Anne K. Bingaman, Assistant Attorney General in charge of the Antitrust Division, said the charge resulted from an investigation by a grand jury in Dallas into suspected price fixing and bid rigging in the wholesale bread and bread products industry in Texas.
The Department's Antitrust Division filed a criminal charge in U.S. District Court in Dallas, against Charles W. Johnson of Hot Springs Village, Arkansas, charging that he made false declarations to a Dallas grand jury on June 29, 1995. Johnson is a former president of Campbell Taggart Baking Companies Inc.'s Dallas bakery and its predecessor, Manor Baking Company of Dallas, also known as Dallas Rainbo bakery.
The Department said that Johnson discussed the prices charged for bread and bread products sold by Dallas Rainbo bakery with its competitors.
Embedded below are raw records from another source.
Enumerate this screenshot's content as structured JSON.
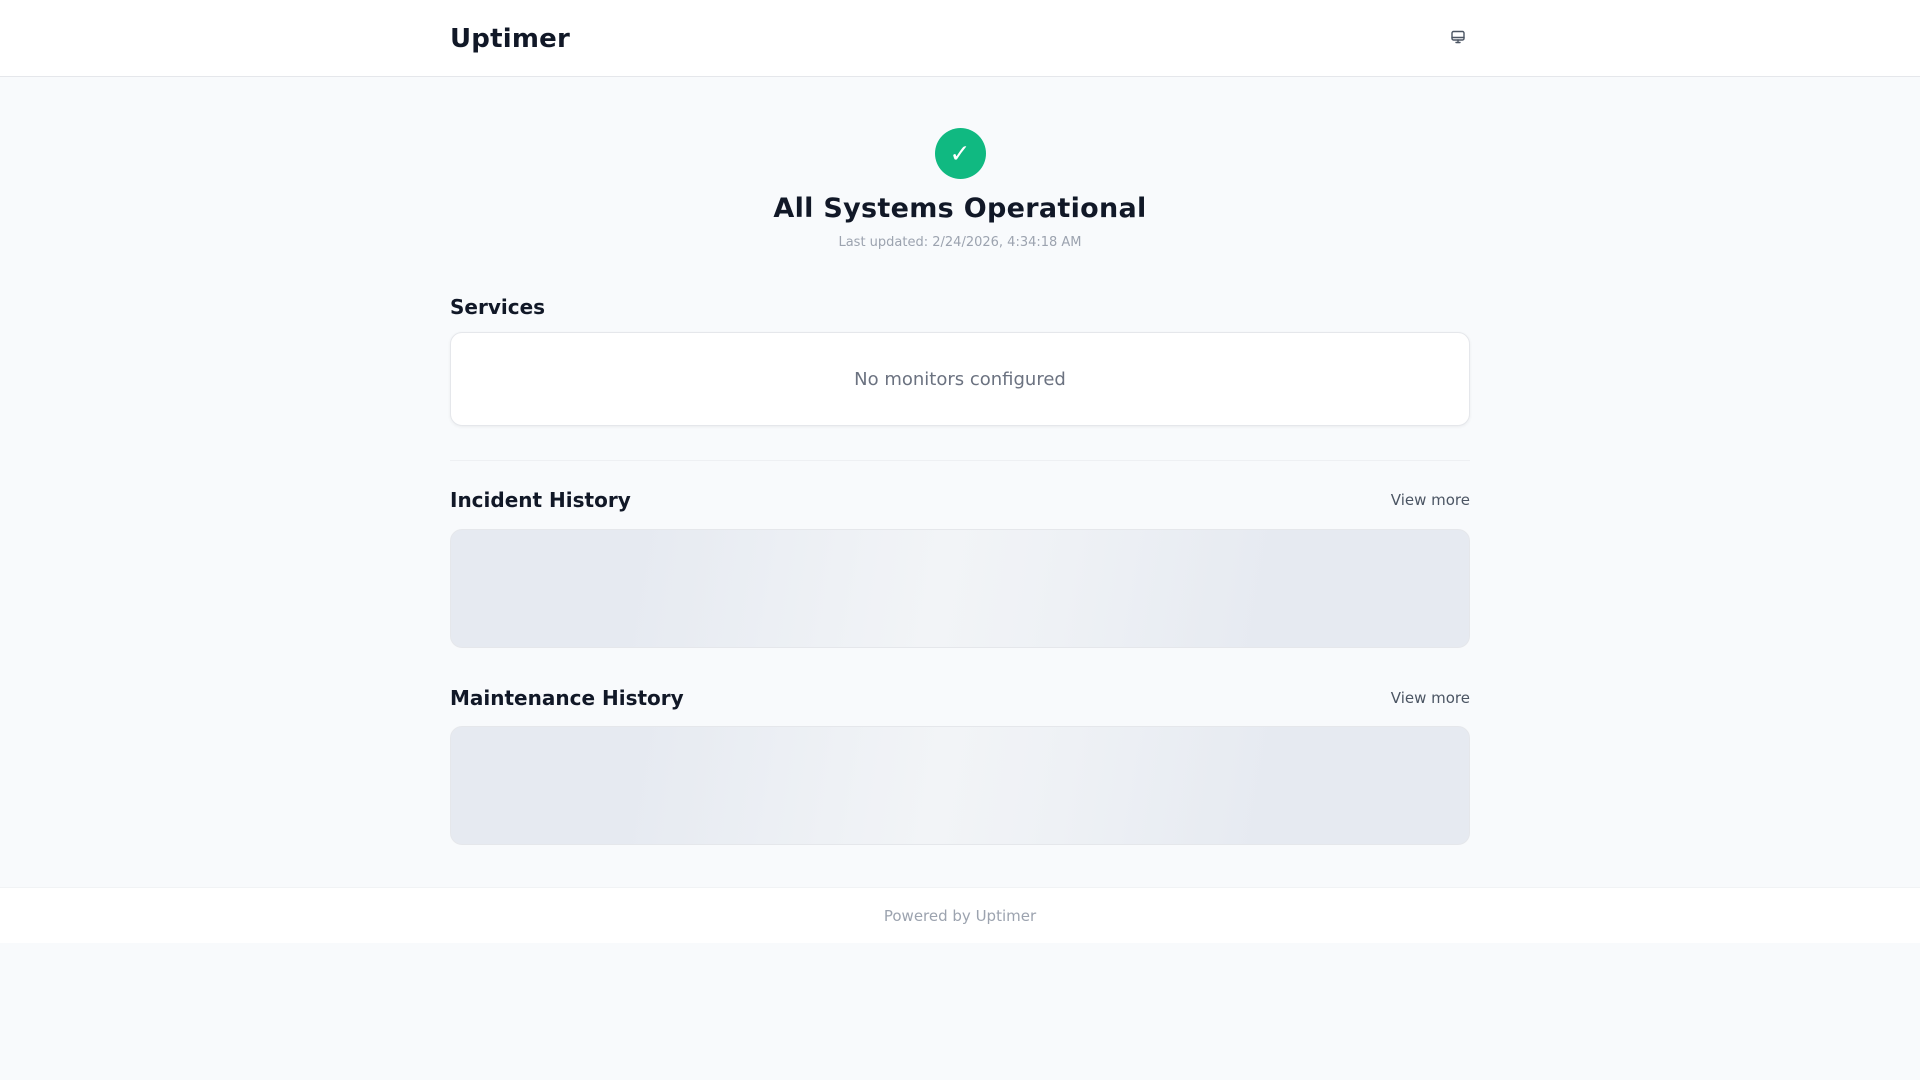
{
  "header": {
    "brand": "Uptimer",
    "theme_toggle_icon": "monitor-icon"
  },
  "status": {
    "icon": "check-icon",
    "title": "All Systems Operational",
    "last_updated": "Last updated: 2/24/2026, 4:34:18 AM",
    "color": "#10b981"
  },
  "services": {
    "title": "Services",
    "empty_message": "No monitors configured"
  },
  "incidents": {
    "title": "Incident History",
    "view_more": "View more"
  },
  "maintenance": {
    "title": "Maintenance History",
    "view_more": "View more"
  },
  "footer": {
    "text": "Powered by Uptimer"
  }
}
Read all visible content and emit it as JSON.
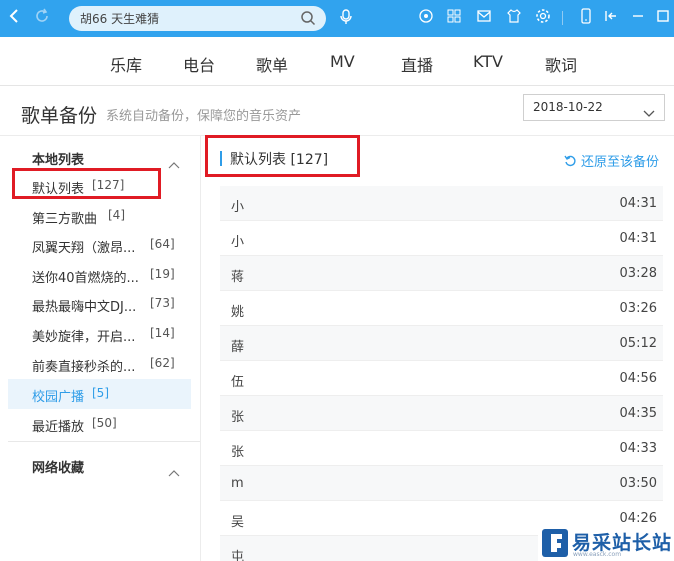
{
  "colors": {
    "accent": "#31a3ee",
    "link": "#2f9de8",
    "highlight_box": "#e01b24"
  },
  "topbar": {
    "search_text": "胡66 天生难猜",
    "icons": [
      "back-icon",
      "refresh-icon",
      "search-icon",
      "microphone-icon",
      "record-icon",
      "apps-icon",
      "mail-icon",
      "skin-icon",
      "settings-icon",
      "phone-icon",
      "mini-mode-icon",
      "maximize-icon"
    ]
  },
  "nav": {
    "items": [
      "乐库",
      "电台",
      "歌单",
      "MV",
      "直播",
      "KTV",
      "歌词"
    ]
  },
  "page": {
    "title": "歌单备份",
    "subtitle": "系统自动备份，保障您的音乐资产",
    "date": "2018-10-22"
  },
  "sidebar": {
    "local_header": "本地列表",
    "items": [
      {
        "label": "默认列表",
        "count": "[127]"
      },
      {
        "label": "第三方歌曲",
        "count": "[4]"
      },
      {
        "label": "凤翼天翔（激昂...",
        "count": "[64]"
      },
      {
        "label": "送你40首燃烧的...",
        "count": "[19]"
      },
      {
        "label": "最热最嗨中文DJ...",
        "count": "[73]"
      },
      {
        "label": "美妙旋律，开启...",
        "count": "[14]"
      },
      {
        "label": "前奏直接秒杀的...",
        "count": "[62]"
      },
      {
        "label": "校园广播",
        "count": "[5]"
      },
      {
        "label": "最近播放",
        "count": "[50]"
      }
    ],
    "network_header": "网络收藏"
  },
  "list": {
    "title": "默认列表 [127]",
    "restore_label": "还原至该备份",
    "songs": [
      {
        "name": "小",
        "duration": "04:31"
      },
      {
        "name": "小",
        "duration": "04:31"
      },
      {
        "name": "蒋",
        "duration": "03:28"
      },
      {
        "name": "姚",
        "duration": "03:26"
      },
      {
        "name": "薛",
        "duration": "05:12"
      },
      {
        "name": "伍",
        "duration": "04:56"
      },
      {
        "name": "张",
        "duration": "04:35"
      },
      {
        "name": "张",
        "duration": "04:33"
      },
      {
        "name": "m",
        "duration": "03:50"
      },
      {
        "name": "吴",
        "duration": "04:26"
      },
      {
        "name": "屯",
        "duration": ""
      }
    ]
  },
  "watermark": {
    "text": "易采站长站",
    "sub": "www.easck.com"
  }
}
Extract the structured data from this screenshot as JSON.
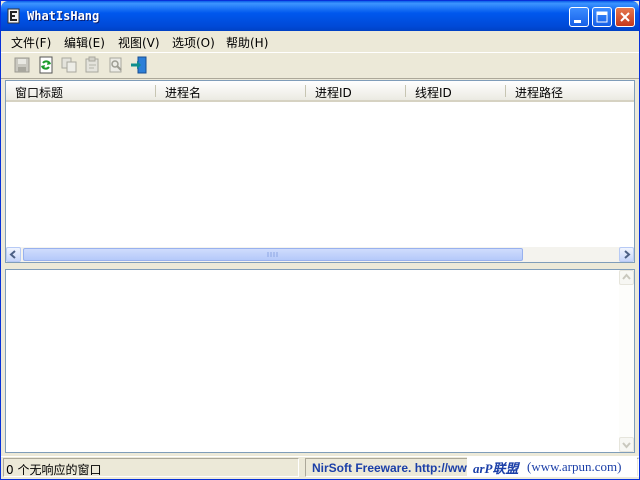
{
  "window": {
    "title": "WhatIsHang",
    "icon": "app-icon",
    "controls": [
      "minimize-icon",
      "maximize-icon",
      "close-icon"
    ]
  },
  "menu": [
    {
      "label": "文件(F)"
    },
    {
      "label": "编辑(E)"
    },
    {
      "label": "视图(V)"
    },
    {
      "label": "选项(O)"
    },
    {
      "label": "帮助(H)"
    }
  ],
  "toolbar": [
    "save-icon",
    "refresh-icon",
    "copy-icon",
    "properties-icon",
    "find-icon",
    "exit-icon"
  ],
  "list": {
    "columns": [
      "窗口标题",
      "进程名",
      "进程ID",
      "线程ID",
      "进程路径"
    ],
    "rows": []
  },
  "status": {
    "count_text": "0 个无响应的窗口",
    "credit": "NirSoft Freeware.  http://www",
    "watermark_logo": "arP联盟",
    "watermark_url": "(www.arpun.com)"
  },
  "colors": {
    "titlebar": "#0058EE",
    "face": "#ECE9D8",
    "credit_text": "#1B3FA8"
  }
}
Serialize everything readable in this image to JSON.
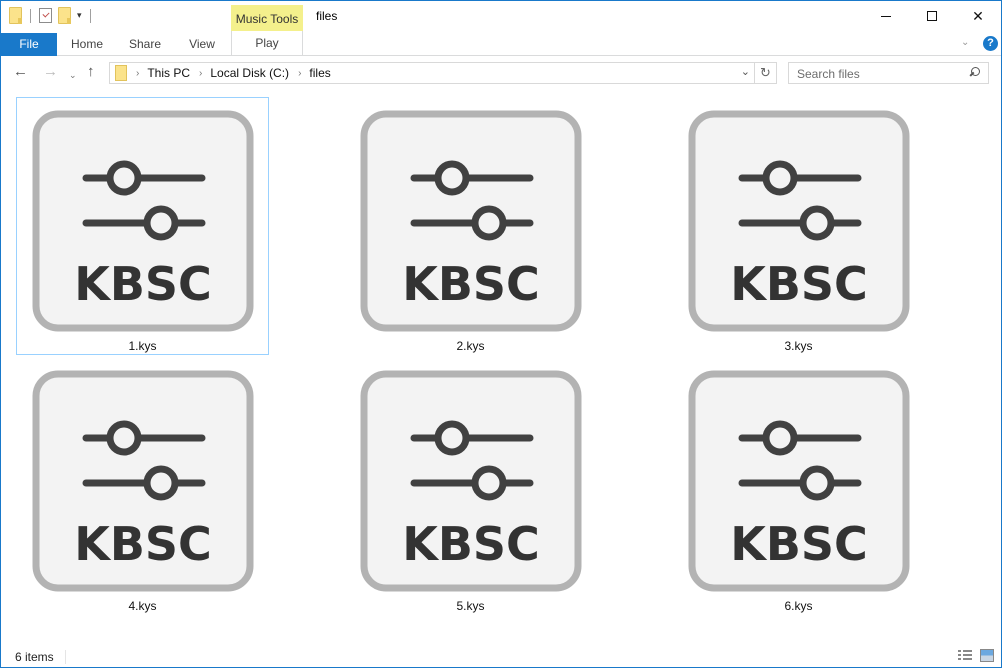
{
  "window": {
    "title": "files",
    "contextual_tab_group": "Music Tools",
    "controls": {
      "minimize": "minimize",
      "maximize": "maximize",
      "close": "✕"
    }
  },
  "quick_access": {
    "icons": [
      "properties-folder-icon",
      "checkmark-icon",
      "new-folder-icon",
      "customize-dropdown-icon"
    ],
    "dropdown_glyph": "▾"
  },
  "ribbon": {
    "tabs": [
      {
        "label": "File",
        "active": true
      },
      {
        "label": "Home"
      },
      {
        "label": "Share"
      },
      {
        "label": "View"
      },
      {
        "label": "Play"
      }
    ],
    "expand_glyph": "⌄",
    "help_glyph": "?"
  },
  "navigation": {
    "back_glyph": "←",
    "forward_glyph": "→",
    "recent_glyph": "⌄",
    "up_glyph": "↑",
    "breadcrumb": [
      "This PC",
      "Local Disk (C:)",
      "files"
    ],
    "crumb_separator": "›",
    "dropdown_glyph": "⌄",
    "refresh_glyph": "↻",
    "search_placeholder": "Search files"
  },
  "files": [
    {
      "name": "1.kys",
      "icon_text": "KBSC",
      "selected": true
    },
    {
      "name": "2.kys",
      "icon_text": "KBSC"
    },
    {
      "name": "3.kys",
      "icon_text": "KBSC"
    },
    {
      "name": "4.kys",
      "icon_text": "KBSC"
    },
    {
      "name": "5.kys",
      "icon_text": "KBSC"
    },
    {
      "name": "6.kys",
      "icon_text": "KBSC"
    }
  ],
  "status": {
    "item_count": "6 items"
  },
  "colors": {
    "accent": "#1979ca",
    "music_tools": "#f4f08c",
    "selection_border": "#99d1ff",
    "icon_frame": "#b3b3b3",
    "icon_fill": "#f3f3f3",
    "icon_glyph": "#414141"
  }
}
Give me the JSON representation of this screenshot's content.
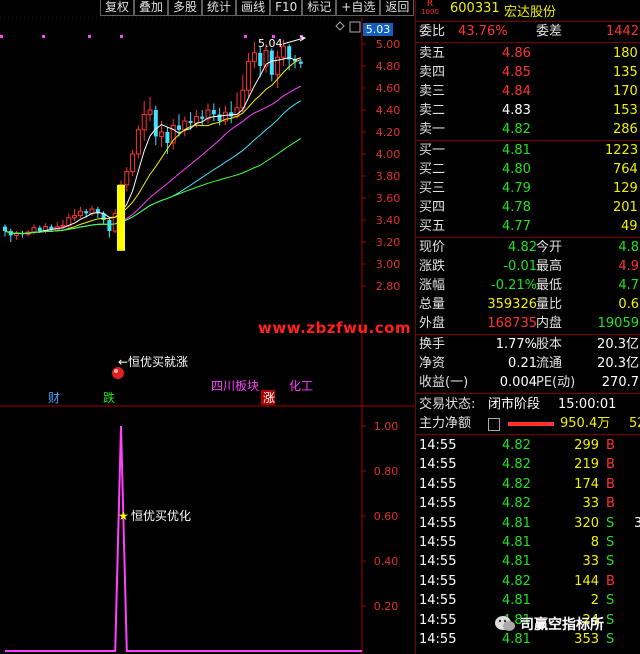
{
  "toolbar": {
    "buttons": [
      "复权",
      "叠加",
      "多股",
      "统计",
      "画线",
      "F10",
      "标记",
      "+自选",
      "返回"
    ]
  },
  "chart": {
    "price_axis": [
      "5.00",
      "4.80",
      "4.60",
      "4.40",
      "4.20",
      "4.00",
      "3.80",
      "3.60",
      "3.40",
      "3.20",
      "3.00",
      "2.80"
    ],
    "current_price_tag": "5.03",
    "high_marker": "5.04",
    "site_watermark": "www.zbzfwu.com",
    "annotation_buy": "←恒优买就涨",
    "tags": [
      {
        "text": "财",
        "color": "#4aa0ff"
      },
      {
        "text": "跌",
        "color": "#20e020"
      },
      {
        "text": "四川板块",
        "color": "#ff40ff"
      },
      {
        "text": "涨",
        "color": "#ffffff"
      },
      {
        "text": "化工",
        "color": "#ff40ff"
      }
    ],
    "indicator_axis": [
      "1.00",
      "0.80",
      "0.60",
      "0.40",
      "0.20"
    ],
    "indicator_label": "恒优买优化",
    "indicator_star": "★"
  },
  "chart_data": {
    "type": "candlestick",
    "ylim": [
      2.7,
      5.1
    ],
    "candles": [
      [
        3.34,
        3.3,
        3.36,
        3.25
      ],
      [
        3.3,
        3.26,
        3.32,
        3.2
      ],
      [
        3.26,
        3.28,
        3.3,
        3.22
      ],
      [
        3.28,
        3.27,
        3.3,
        3.24
      ],
      [
        3.27,
        3.29,
        3.31,
        3.25
      ],
      [
        3.29,
        3.33,
        3.36,
        3.27
      ],
      [
        3.33,
        3.3,
        3.35,
        3.28
      ],
      [
        3.3,
        3.34,
        3.37,
        3.28
      ],
      [
        3.34,
        3.31,
        3.36,
        3.29
      ],
      [
        3.31,
        3.34,
        3.38,
        3.3
      ],
      [
        3.34,
        3.35,
        3.4,
        3.32
      ],
      [
        3.35,
        3.42,
        3.46,
        3.33
      ],
      [
        3.42,
        3.44,
        3.5,
        3.39
      ],
      [
        3.44,
        3.48,
        3.52,
        3.42
      ],
      [
        3.48,
        3.46,
        3.5,
        3.42
      ],
      [
        3.46,
        3.5,
        3.53,
        3.44
      ],
      [
        3.5,
        3.46,
        3.52,
        3.42
      ],
      [
        3.46,
        3.4,
        3.48,
        3.36
      ],
      [
        3.4,
        3.3,
        3.42,
        3.24
      ],
      [
        3.3,
        3.46,
        3.5,
        3.28
      ],
      [
        3.46,
        3.72,
        3.76,
        3.42
      ],
      [
        3.72,
        3.84,
        3.88,
        3.66
      ],
      [
        3.84,
        4.0,
        4.04,
        3.8
      ],
      [
        4.0,
        4.22,
        4.26,
        3.96
      ],
      [
        4.22,
        4.36,
        4.48,
        4.12
      ],
      [
        4.36,
        4.4,
        4.52,
        4.3
      ],
      [
        4.4,
        4.16,
        4.44,
        4.08
      ],
      [
        4.16,
        4.2,
        4.3,
        4.06
      ],
      [
        4.2,
        4.1,
        4.24,
        4.0
      ],
      [
        4.1,
        4.26,
        4.32,
        4.04
      ],
      [
        4.26,
        4.22,
        4.36,
        4.16
      ],
      [
        4.22,
        4.3,
        4.34,
        4.16
      ],
      [
        4.3,
        4.28,
        4.38,
        4.22
      ],
      [
        4.28,
        4.34,
        4.4,
        4.24
      ],
      [
        4.34,
        4.32,
        4.4,
        4.26
      ],
      [
        4.32,
        4.4,
        4.46,
        4.28
      ],
      [
        4.4,
        4.36,
        4.46,
        4.3
      ],
      [
        4.36,
        4.3,
        4.42,
        4.26
      ],
      [
        4.3,
        4.38,
        4.44,
        4.26
      ],
      [
        4.38,
        4.34,
        4.48,
        4.28
      ],
      [
        4.34,
        4.42,
        4.56,
        4.32
      ],
      [
        4.42,
        4.58,
        4.72,
        4.38
      ],
      [
        4.58,
        4.84,
        4.92,
        4.52
      ],
      [
        4.84,
        4.92,
        5.02,
        4.78
      ],
      [
        4.92,
        4.8,
        4.98,
        4.7
      ],
      [
        4.8,
        4.94,
        5.0,
        4.74
      ],
      [
        4.94,
        4.72,
        4.96,
        4.66
      ],
      [
        4.72,
        4.88,
        4.94,
        4.6
      ],
      [
        4.88,
        4.98,
        5.04,
        4.8
      ],
      [
        4.98,
        4.86,
        5.0,
        4.76
      ],
      [
        4.86,
        4.84,
        4.9,
        4.78
      ],
      [
        4.84,
        4.82,
        4.86,
        4.78
      ]
    ],
    "indicator": {
      "ylim": [
        0,
        1.1
      ],
      "values": [
        0,
        0,
        0,
        0,
        0,
        0,
        0,
        0,
        0,
        0,
        0,
        0,
        0,
        0,
        0,
        0,
        0,
        0,
        0,
        0,
        1.0,
        0,
        0,
        0,
        0,
        0,
        0,
        0,
        0,
        0,
        0,
        0,
        0,
        0,
        0,
        0,
        0,
        0,
        0,
        0,
        0,
        0,
        0,
        0,
        0,
        0,
        0,
        0,
        0,
        0,
        0,
        0
      ],
      "signal_index": 20
    },
    "colors": {
      "up": "#ff3232",
      "down": "#40e0ff",
      "ma5": "#ffffff",
      "ma10": "#f0f000",
      "ma20": "#ff40ff",
      "ma30": "#00ff80",
      "ma60": "#40ff40",
      "signal": "#ffff00",
      "indicator": "#ff40ff"
    }
  },
  "quote": {
    "code": "600331",
    "name": "宏达股份",
    "badge": "R\n1000",
    "weibi_label": "委比",
    "weibi": "43.76%",
    "weicha_label": "委差",
    "weicha": "1442",
    "asks": [
      {
        "label": "卖五",
        "price": "4.86",
        "vol": "180"
      },
      {
        "label": "卖四",
        "price": "4.85",
        "vol": "135"
      },
      {
        "label": "卖三",
        "price": "4.84",
        "vol": "170"
      },
      {
        "label": "卖二",
        "price": "4.83",
        "vol": "153"
      },
      {
        "label": "卖一",
        "price": "4.82",
        "vol": "286"
      }
    ],
    "bids": [
      {
        "label": "买一",
        "price": "4.81",
        "vol": "1223"
      },
      {
        "label": "买二",
        "price": "4.80",
        "vol": "764"
      },
      {
        "label": "买三",
        "price": "4.79",
        "vol": "129"
      },
      {
        "label": "买四",
        "price": "4.78",
        "vol": "201"
      },
      {
        "label": "买五",
        "price": "4.77",
        "vol": "49"
      }
    ],
    "stats": [
      {
        "l1": "现价",
        "v1": "4.82",
        "c1": "green",
        "l2": "今开",
        "v2": "4.8",
        "c2": "green"
      },
      {
        "l1": "涨跌",
        "v1": "-0.01",
        "c1": "green",
        "l2": "最高",
        "v2": "4.9",
        "c2": "red"
      },
      {
        "l1": "涨幅",
        "v1": "-0.21%",
        "c1": "green",
        "l2": "最低",
        "v2": "4.7",
        "c2": "green"
      },
      {
        "l1": "总量",
        "v1": "359326",
        "c1": "yellow",
        "l2": "量比",
        "v2": "0.6",
        "c2": "yellow"
      },
      {
        "l1": "外盘",
        "v1": "168735",
        "c1": "red",
        "l2": "内盘",
        "v2": "19059",
        "c2": "green"
      }
    ],
    "stats2": [
      {
        "l1": "换手",
        "v1": "1.77%",
        "l2": "股本",
        "v2": "20.3亿"
      },
      {
        "l1": "净资",
        "v1": "0.21",
        "l2": "流通",
        "v2": "20.3亿"
      },
      {
        "l1": "收益(一)",
        "v1": "0.004",
        "l2": "PE(动)",
        "v2": "270.7"
      }
    ],
    "status_label": "交易状态:",
    "status": "闭市阶段",
    "status_time": "15:00:01",
    "main_flow_label": "主力净额",
    "main_flow": "950.4万",
    "main_flow_extra": "52",
    "trades": [
      {
        "t": "14:55",
        "p": "4.82",
        "v": "299",
        "s": "B",
        "x": ""
      },
      {
        "t": "14:55",
        "p": "4.82",
        "v": "219",
        "s": "B",
        "x": ""
      },
      {
        "t": "14:55",
        "p": "4.82",
        "v": "174",
        "s": "B",
        "x": ""
      },
      {
        "t": "14:55",
        "p": "4.82",
        "v": "33",
        "s": "B",
        "x": ""
      },
      {
        "t": "14:55",
        "p": "4.81",
        "v": "320",
        "s": "S",
        "x": "3"
      },
      {
        "t": "14:55",
        "p": "4.81",
        "v": "8",
        "s": "S",
        "x": ""
      },
      {
        "t": "14:55",
        "p": "4.81",
        "v": "33",
        "s": "S",
        "x": ""
      },
      {
        "t": "14:55",
        "p": "4.82",
        "v": "144",
        "s": "B",
        "x": ""
      },
      {
        "t": "14:55",
        "p": "4.81",
        "v": "2",
        "s": "S",
        "x": ""
      },
      {
        "t": "14:55",
        "p": "4.81",
        "v": "24",
        "s": "S",
        "x": ""
      },
      {
        "t": "14:55",
        "p": "4.81",
        "v": "353",
        "s": "S",
        "x": ""
      }
    ]
  },
  "brand": "司赢空指标所"
}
Johnson also discussed raising and coordinating the prices to be charged for bread and bread products by the Dallas Rainbo bakery and its competitors with employees of competing bakeries.
The investigation is being conducted by the Antitrust Division's Dallas Field Office with the assistance of the Department of Veterans Affairs, Office of Inspector General.
The maximum penalty for an individual convicted of making false declarations to a grand jury is five years in prison and a fine of $250,000.